Leveraging a Learning Culture for Certificate Management
When you ask engineers what they think about digital certificates, you’re likely to get a groan, an eye roll and a story about their last application outage. Digital certificates are a necessity in today’s world, and engineers spend a lot of time and effort managing certificates.
For those who are lucky enough to have never installed or rotated a certificate, here’s a crash course: A digital certificate is a cryptographically signed key pair used by websites and applications to establish trust and enable encryption. In simplest terms, it is a critical part of the “Secure” indicator in your browser, an indicator that your credit card and personal information is being encrypted in flight as you place your order on your favorite website.
Digital certificates expire and must be renewed periodically, usually every one to two years. In fact, the CAB Forum has recently pushed this trend and dictates a two-year maximum validity period. But in this age of virtual instances and microservice architecture, one standard doesn’t fit every model. When we consider short-lived machine and compute instances that spin up and down, a period of days for a certificate is more appropriate. But long-lived instances, which may last for years, mean certificate maintenance is required before it expires, and an increased potential for mistakes and outages.
When certificates expire, so does the ability for your application to successfully complete a TLS handshake – no encryption means your application stops working. Engineers need to make sure new certificates are installed before this occurs. With hundreds of thousands of certificates to manage in an environment the size of Target, you can see where it gets cumbersome, not to mention time-consuming, to ensure this all happens without issue.
Our Digital Certs & Crypto Services team knew how much time and effort engineers were spending on managing certificates – time that could be spent doing other things. We understood the challenge, the obstacles and impact outages pose. So we took advantage of our learning culture and the ability to innovate to build a service to help engineers better manage certificates.
We were able to leverage a vendor API framework that we felt could be used to create a full lifecycle certificate management service. With an eye toward our internal customers, and thinking about how engineering teams worked day to day, we stood it up as a consumable service, easy to leverage, and in the spirit of full stack ownership. By doing this, we were able to eliminate manual management and enhance our service offering without the need for additional members of the Digital Certs & Crypto Services team. Engineers are now empowered to solve certificate needs in the most appropriate way for their application.
Launching this service to automate manual steps has eliminated human error and drastically sped up processing. Certificate provisioning times have dropped from days to seconds. Providing clear guardrails has created fewer security policy exceptions because engineers are fantastic at working within constraints that are clear and reasonable. Fewer exceptions mean the Digital Certs & Crypto Services team can spend more time on service improvements than one-off solutions. Improved monitoring and reporting has driven incidents down more than 70 percent, and if an incident does occur, mean time to recovery is dramatically reduced due to improved provisioning times.
This automation brought other benefits as well, including better consistency in how certificates are managed, which eliminates the need for teams to shoehorn one-size-fits-all security solution into their applications. It also has inspired teams to rethink the possibilities of how they manage their own certificate consumption.

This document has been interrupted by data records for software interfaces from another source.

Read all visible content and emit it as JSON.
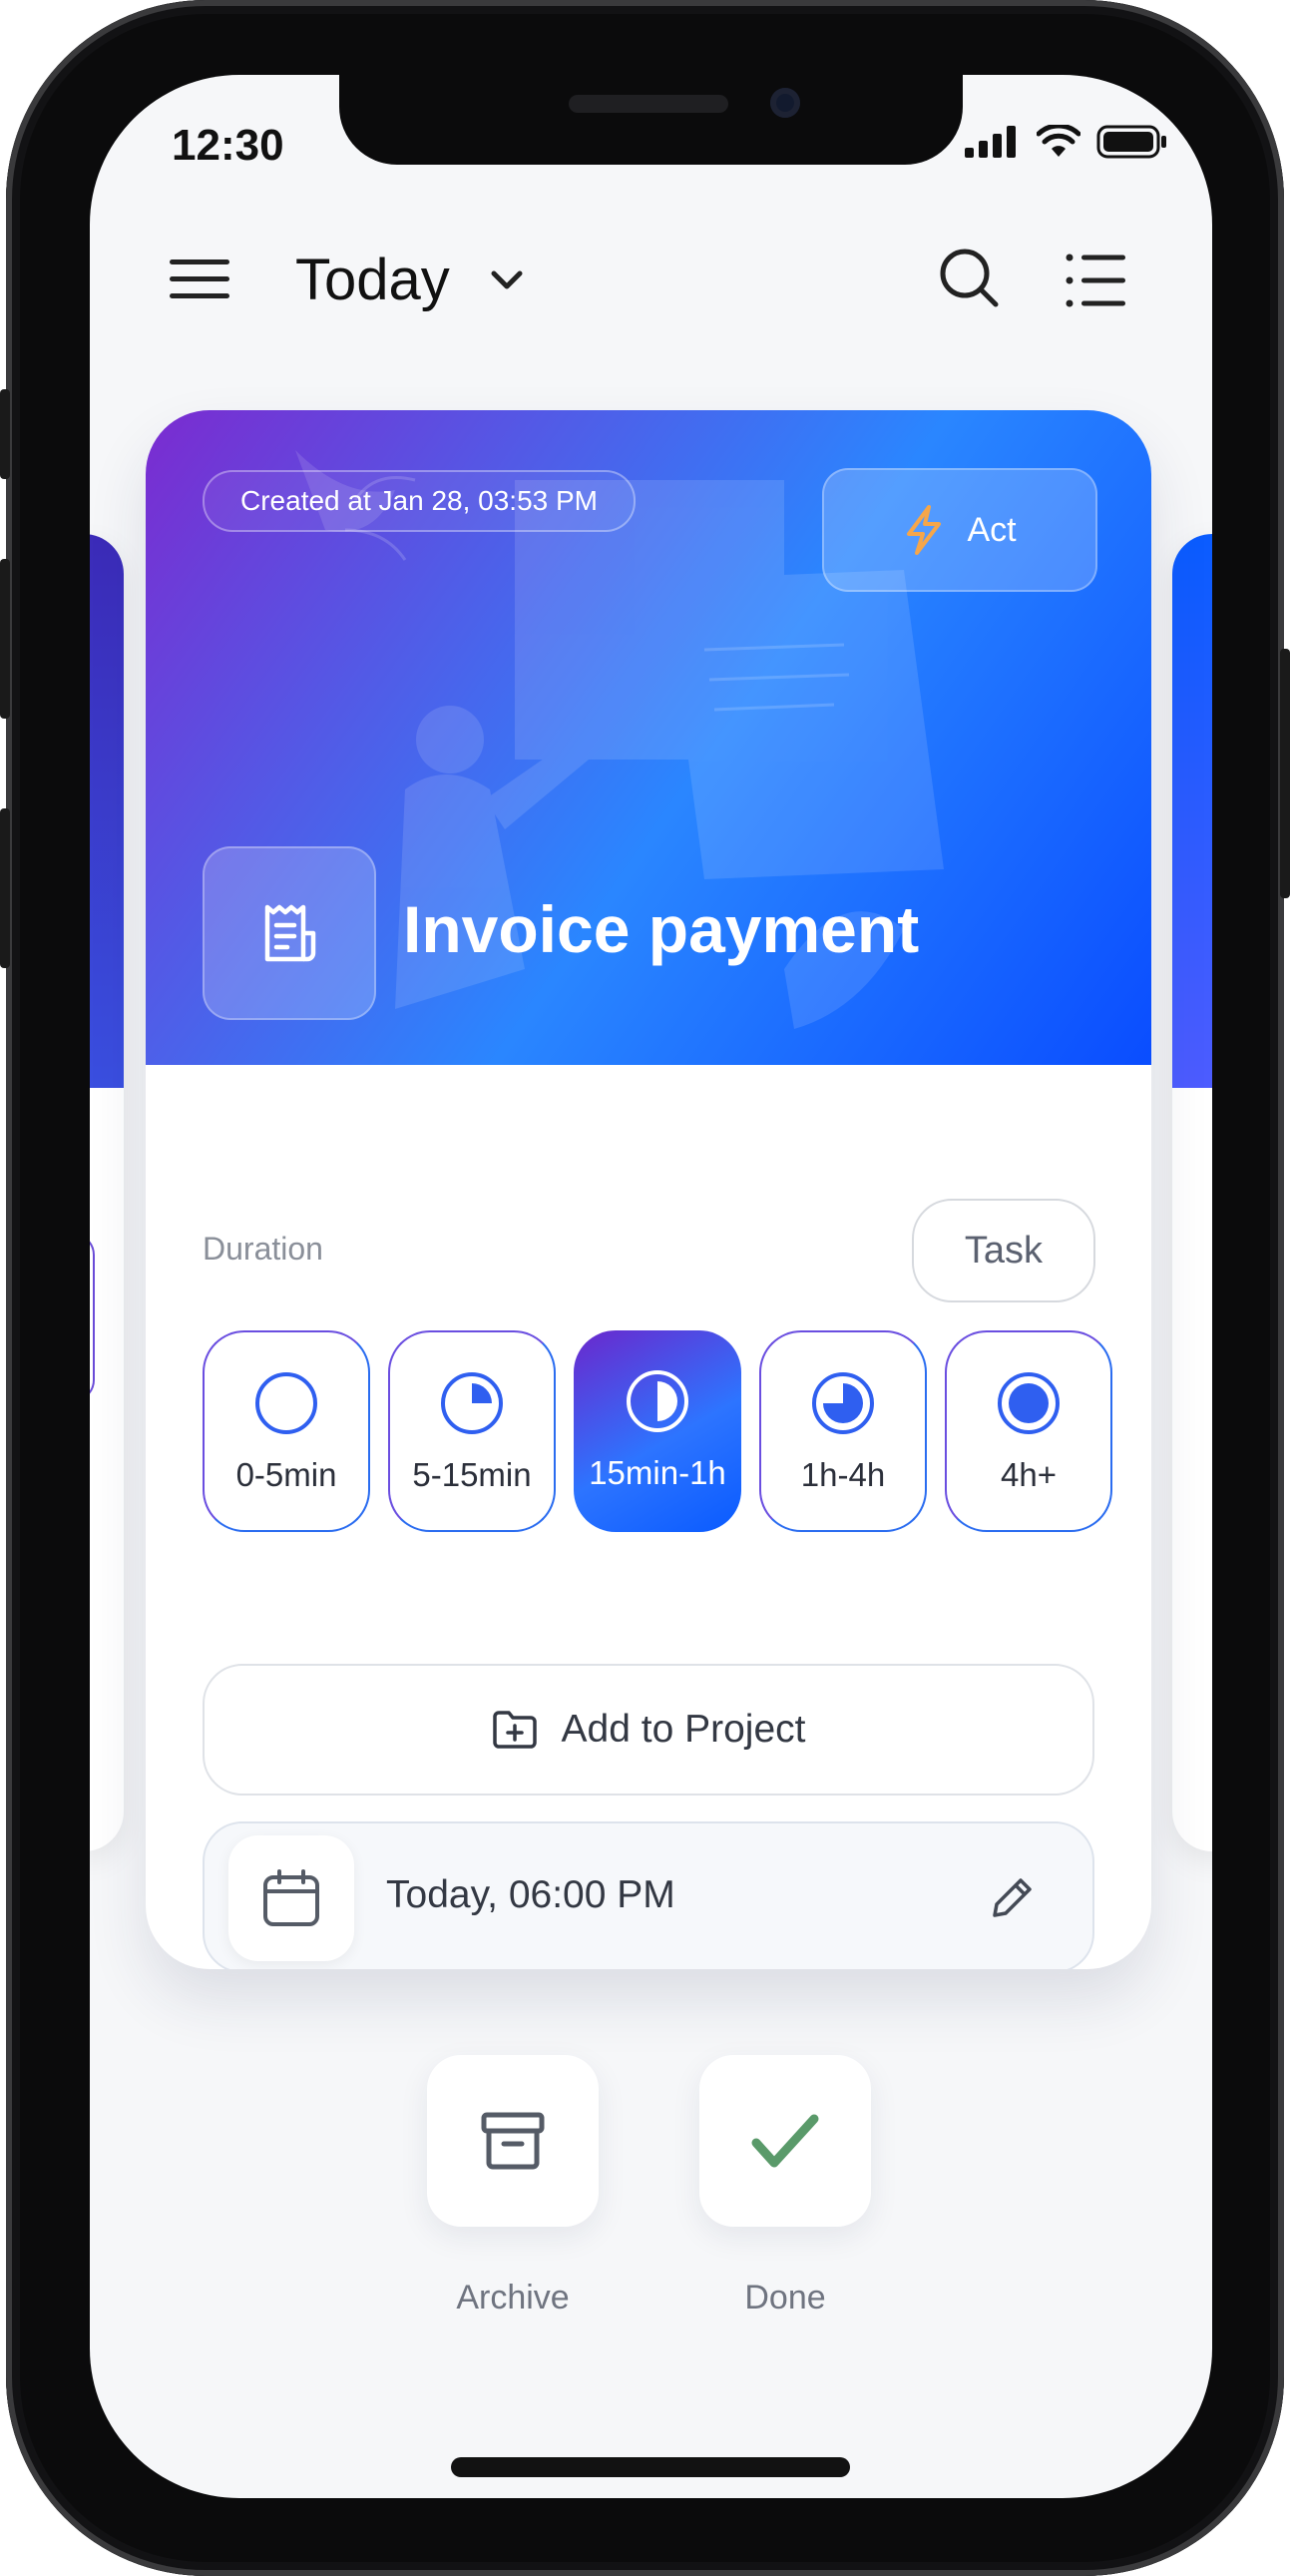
{
  "status_bar": {
    "time": "12:30"
  },
  "header": {
    "title": "Today",
    "menu_icon": "hamburger-icon",
    "search_icon": "search-icon",
    "list_icon": "list-icon"
  },
  "task_card": {
    "created": "Created at Jan 28, 03:53 PM",
    "act_label": "Act",
    "title": "Invoice payment",
    "type_tag": "Task",
    "duration_label": "Duration",
    "duration_options": [
      {
        "label": "0-5min",
        "fill": 0
      },
      {
        "label": "5-15min",
        "fill": 0.25
      },
      {
        "label": "15min-1h",
        "fill": 0.5
      },
      {
        "label": "1h-4h",
        "fill": 0.75
      },
      {
        "label": "4h+",
        "fill": 1
      }
    ],
    "selected_duration": "15min-1h",
    "add_project_label": "Add to Project",
    "schedule": "Today, 06:00 PM"
  },
  "actions": {
    "archive_label": "Archive",
    "done_label": "Done"
  },
  "colors": {
    "accent_blue": "#0a5bff",
    "accent_purple": "#7b2bd0",
    "done_green": "#5a9a6a",
    "act_bolt": "#f5a64a"
  }
}
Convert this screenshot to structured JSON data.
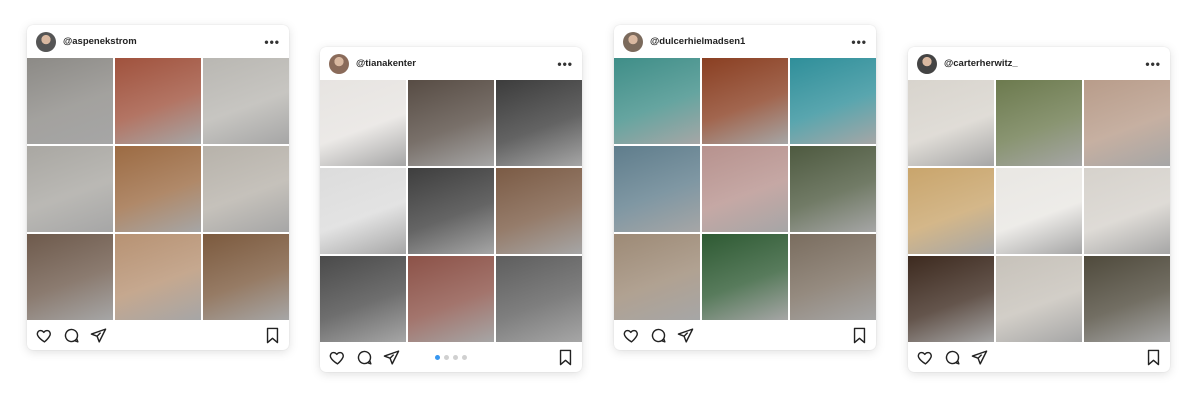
{
  "posts": [
    {
      "username": "@aspenekstrom",
      "more_label": "•••",
      "avatar_color": "#555555",
      "photo_colors": [
        "#8c8a86",
        "#a0523d",
        "#b9b7b2",
        "#a9a7a2",
        "#9c6b43",
        "#b7b2aa",
        "#6e5a4c",
        "#b79273",
        "#7c5a3e"
      ]
    },
    {
      "username": "@tianakenter",
      "more_label": "•••",
      "avatar_color": "#8a6b5a",
      "photo_colors": [
        "#e7e4e1",
        "#574c44",
        "#3c3c3c",
        "#dcdcdc",
        "#3e3e3e",
        "#7b5b45",
        "#4a4a4a",
        "#8c5248",
        "#5e5e5e"
      ],
      "carousel": {
        "count": 4,
        "active": 0
      }
    },
    {
      "username": "@dulcerhielmadsen1",
      "more_label": "•••",
      "avatar_color": "#7b6a5c",
      "photo_colors": [
        "#3f8e88",
        "#8a3f22",
        "#2f8f9a",
        "#5f7d8c",
        "#b7928e",
        "#4e5a40",
        "#9d8a76",
        "#2e5a33",
        "#7a6d5f"
      ]
    },
    {
      "username": "@carterherwitz_",
      "more_label": "•••",
      "avatar_color": "#444444",
      "photo_colors": [
        "#d8d4cd",
        "#6c7a4e",
        "#b89c8a",
        "#c9a56c",
        "#e9e7e3",
        "#d6d2cc",
        "#3d2a1f",
        "#c7c2ba",
        "#4f4a3c"
      ]
    }
  ]
}
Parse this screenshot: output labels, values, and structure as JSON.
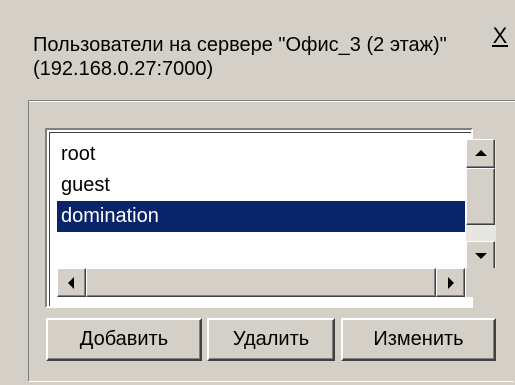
{
  "dialog": {
    "title": "Пользователи на сервере \"Офис_3 (2 этаж)\" (192.168.0.27:7000)",
    "close_label": "X"
  },
  "users": {
    "items": [
      {
        "label": "root",
        "selected": false
      },
      {
        "label": "guest",
        "selected": false
      },
      {
        "label": "domination",
        "selected": true
      },
      {
        "label": "",
        "selected": false
      }
    ],
    "selected_color": "#0a246a"
  },
  "buttons": {
    "add": "Добавить",
    "remove": "Удалить",
    "edit": "Изменить"
  },
  "icons": {
    "scroll_up": "arrow-up-icon",
    "scroll_down": "arrow-down-icon",
    "scroll_left": "arrow-left-icon",
    "scroll_right": "arrow-right-icon"
  }
}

Whether it’s an InfoSec hack-a-thon where delivery of certificates is extended to secure vaulting technologies, an intern challenge to bring automation and real-time alerting to team tools, or an innovation sprint to enable client/server mutual certificate authentication, embracing a learning culture has helped us to create innovative solutions that raise the bar and eliminate operational work and risk. We’ve also rolled out new capabilities like geo-location attributes to support projects like Unimatrix and piloted solutions using the ACME protocol.
The paradigm shift to cloud computing and microservices architecture dictates that security services must also undergo a paradigm shift. Engineering teams expect security solutions that enable the rapid pace of agile development while maintaining high security standards. Security solutions of today must be stable, easy to consume, and operate at the speed and scale of cloud. These three points are the mantra of the Digital Certs & Crypto Services team.
Now, what about those engineers who gave you the eye roll and story about their application going down? Today, they are more likely to smile and tell a story of how things “used to be” and dive into a tale of stability through automation, of new functionality and achievement that could only occur through a culture of collaboration, learning and innovation.
Aaron Everett is an enterprise security architect and product owner of the Digital Certs & Crypto Services team at Target. Tim Sward is a lead engineer on the Digital Certs & Crypto Services team at Target.